"The discovery is reported of a third line of evidence which separates the large tribe of Oriental tree squirrels Callosciurini from the Holarctic members of the tribe Sciurini and also associates the widely disjunct Bornean tassel-eared squirrel Reithrosciurus with the Holarctic Sciurini. The third line of evidence is the number of pairs of functional mammae, which are four in the Holarctic Sciurini but only two or three in the Callosciurini. Data in the new line of evidence are presented for samples of 34 of the 37 genera of the subfamily Sciurinae of diurnal squirrels. Their significance to the interrelationships of the eight tribes and their constituent subtribes and genera and occasionally lower categories is evaluated. In general the new line of evidence is equivocal or supports the latest classification of the subfamily Sciurinae. It also suggests some minor refinements. For example, within the large Oriental squirrel subgenus Callosciurus a previously unsuspected division of the species is discovered that separates grossly the Malaysian from the Indo-Chinese species.
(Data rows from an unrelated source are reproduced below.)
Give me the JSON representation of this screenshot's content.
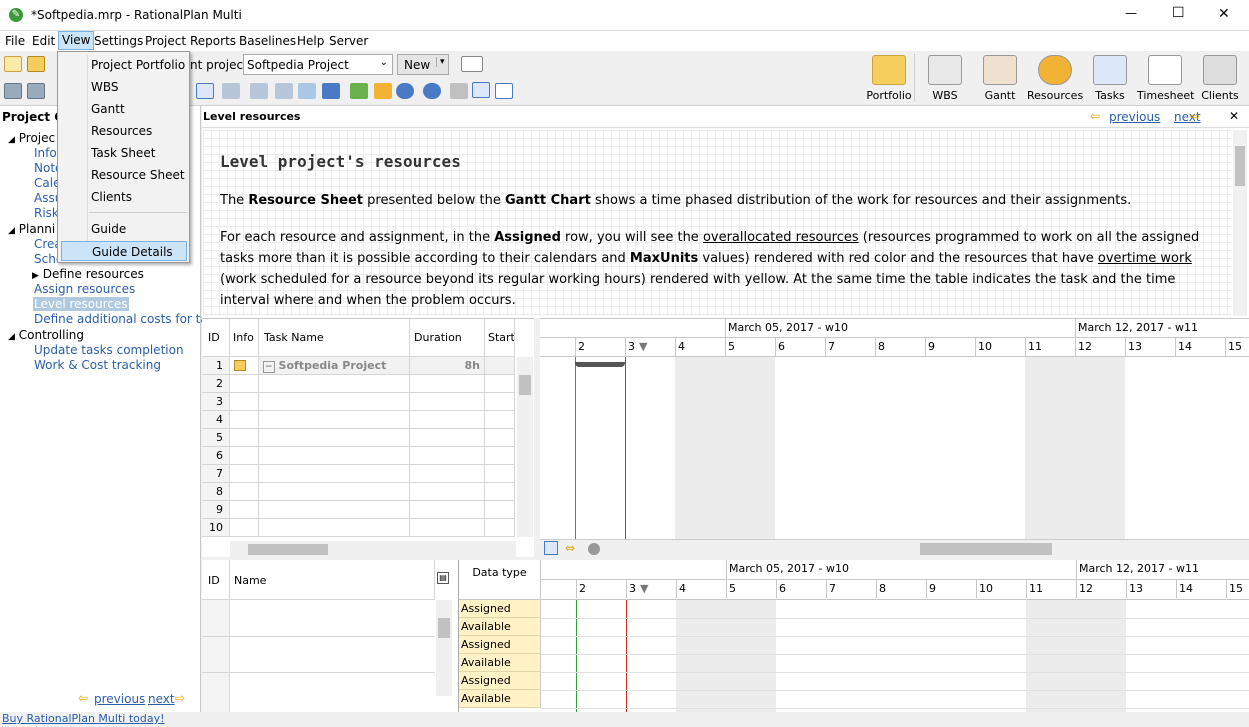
{
  "window": {
    "title": "*Softpedia.mrp - RationalPlan Multi",
    "minimize": "—",
    "maximize": "☐",
    "close": "✕"
  },
  "menu": [
    "File",
    "Edit",
    "View",
    "Settings",
    "Project",
    "Reports",
    "Baselines",
    "Help",
    "Server"
  ],
  "toolbar": {
    "project_label": "nt project:",
    "project_value": "Softpedia Project",
    "new_label": "New"
  },
  "big_buttons": [
    "Portfolio",
    "WBS",
    "Gantt",
    "Resources",
    "Tasks",
    "Timesheet",
    "Clients"
  ],
  "view_menu": {
    "items": [
      "Project Portfolio",
      "WBS",
      "Gantt",
      "Resources",
      "Task Sheet",
      "Resource Sheet",
      "Clients",
      "Guide",
      "Guide Details"
    ]
  },
  "sidebar": {
    "header": "Project Gu",
    "tree": [
      {
        "text": "Projec",
        "indent": 0,
        "expand": "open"
      },
      {
        "text": "Info",
        "indent": 1,
        "link": true
      },
      {
        "text": "Note",
        "indent": 1,
        "link": true
      },
      {
        "text": "Cale",
        "indent": 1,
        "link": true
      },
      {
        "text": "Assu",
        "indent": 1,
        "link": true
      },
      {
        "text": "Risks",
        "indent": 1,
        "link": true
      },
      {
        "text": "Planni",
        "indent": 0,
        "expand": "open"
      },
      {
        "text": "Crea",
        "indent": 1,
        "link": true
      },
      {
        "text": "Sche",
        "indent": 1,
        "link": true
      },
      {
        "text": "Define resources",
        "indent": 1,
        "expand": "closed"
      },
      {
        "text": "Assign resources",
        "indent": 1,
        "link": true
      },
      {
        "text": "Level resources",
        "indent": 1,
        "link": true,
        "selected": true
      },
      {
        "text": "Define additional costs for task",
        "indent": 1,
        "link": true
      },
      {
        "text": "Controlling",
        "indent": 0,
        "expand": "open"
      },
      {
        "text": "Update tasks completion",
        "indent": 1,
        "link": true
      },
      {
        "text": "Work & Cost tracking",
        "indent": 1,
        "link": true
      }
    ],
    "previous": "previous",
    "next": "next",
    "buy": "Buy RationalPlan Multi today!"
  },
  "guide": {
    "header": "Level resources",
    "previous": "previous",
    "next": "next",
    "heading": "Level project's resources",
    "p1": [
      "The ",
      "Resource Sheet",
      " presented below the ",
      "Gantt Chart",
      " shows a time phased distribution of the work for resources and their assignments."
    ],
    "p2": [
      "For each resource and assignment, in the ",
      "Assigned",
      " row, you will see the ",
      "overallocated resources",
      " (resources programmed to work on all the assigned tasks more than it is possible according to their calendars and ",
      "MaxUnits",
      " values) rendered with red color and the resources that have ",
      "overtime work",
      " (work scheduled for a resource beyond its regular working hours) rendered with yellow. At the same time the table indicates the task and the time interval where and when the problem occurs."
    ]
  },
  "gantt": {
    "columns": [
      "ID",
      "Info",
      "Task Name",
      "Duration",
      "Start"
    ],
    "rows": [
      {
        "id": "1",
        "name": "Softpedia Project",
        "duration": "8h"
      },
      {
        "id": "2"
      },
      {
        "id": "3"
      },
      {
        "id": "4"
      },
      {
        "id": "5"
      },
      {
        "id": "6"
      },
      {
        "id": "7"
      },
      {
        "id": "8"
      },
      {
        "id": "9"
      },
      {
        "id": "10"
      }
    ],
    "weeks": [
      "March 05, 2017 - w10",
      "March 12, 2017 - w11"
    ],
    "days": [
      "2",
      "3",
      "4",
      "5",
      "6",
      "7",
      "8",
      "9",
      "10",
      "11",
      "12",
      "13",
      "14",
      "15"
    ]
  },
  "resources": {
    "columns": [
      "ID",
      "Name"
    ],
    "data_type_header": "Data type",
    "rows": [
      "Assigned",
      "Available",
      "Assigned",
      "Available",
      "Assigned",
      "Available"
    ]
  },
  "colors": {
    "accent": "#2a5ea8",
    "menu_selected": "#cce4f7",
    "overtime": "#fff2c6",
    "weekend": "#ececec",
    "today_red": "#d62a2a",
    "start_green": "#2e9e3a"
  }
}
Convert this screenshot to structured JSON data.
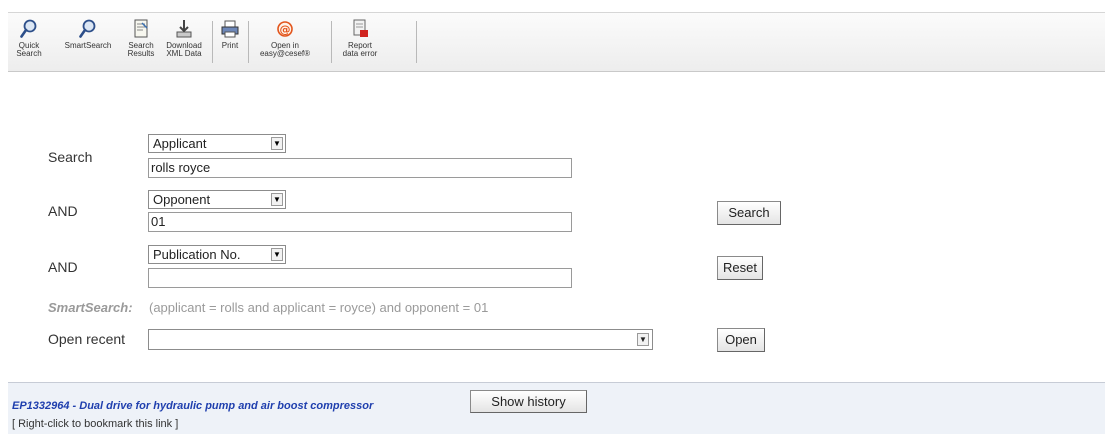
{
  "toolbar": {
    "quick_search": "Quick\nSearch",
    "smart_search": "SmartSearch",
    "search_results": "Search\nResults",
    "download_xml": "Download\nXML Data",
    "print": "Print",
    "open_easy": "Open in\neasy@cesef®",
    "report_error": "Report\ndata error"
  },
  "form": {
    "row1": {
      "label": "Search",
      "field": "Applicant",
      "value": "rolls royce"
    },
    "row2": {
      "label": "AND",
      "field": "Opponent",
      "value": "01"
    },
    "row3": {
      "label": "AND",
      "field": "Publication No.",
      "value": ""
    },
    "search_button": "Search",
    "reset_button": "Reset",
    "smartsearch_label": "SmartSearch:",
    "smartsearch_query": "(applicant = rolls and applicant = royce) and opponent = 01",
    "open_recent_label": "Open recent",
    "open_recent_value": "",
    "open_button": "Open"
  },
  "result": {
    "link": "EP1332964 - Dual drive for hydraulic pump and air boost compressor",
    "show_history": "Show history",
    "bookmark_hint": "[ Right-click to bookmark this link ]"
  },
  "icons": {
    "magnifier": "magnifier-icon",
    "results": "document-icon",
    "download": "download-icon",
    "print": "printer-icon",
    "at": "at-sign-icon",
    "report": "report-icon"
  }
}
The species of the Indo-Chinese Subregion have two pairs of mammae; those of the Malaysian Subregion, generally three. In addition to being of systematic value in its geographic variation, the number of pairs of functional mammae is shown to vary with latitude. The number of pairs generally decreases from boreal and temperate climates to tropical. Data from the literature on the size of the brood are presented which reveal that it is correlated with a reduction in mammae from temperate to tropical climates. In the tree squirrels as a whole and in the ground squirrels as a whole, there seems to be a strong trend of larger towards smaller broods from the north temperate climates to tropical climates. This trend corresponds with the decrease in the size of the clutch in birds from the north temperate to tropical climates, but in squirrels the trend seems also to be correlated with a meristic morphological difference--the number of pairs of mammae. No clear answer is at hand for an important question concerning evolution: Do the squirrels of the temperate climate with more mammae and larger broods actually produce more young per year? A definite north-to-south increase of broods from one to two broods per year is found in Nearctic ground squirrels. Data from Funambulus pennanti in India and three species of Callosciurus in Malaya hint that the females of tropical species may rear three or four broods in a single year, instead of one or two as do their relatives in more northern latitudes"--P. 29.
32 p. ; 27 cm.
Includes bibliographical references (p. 29-32).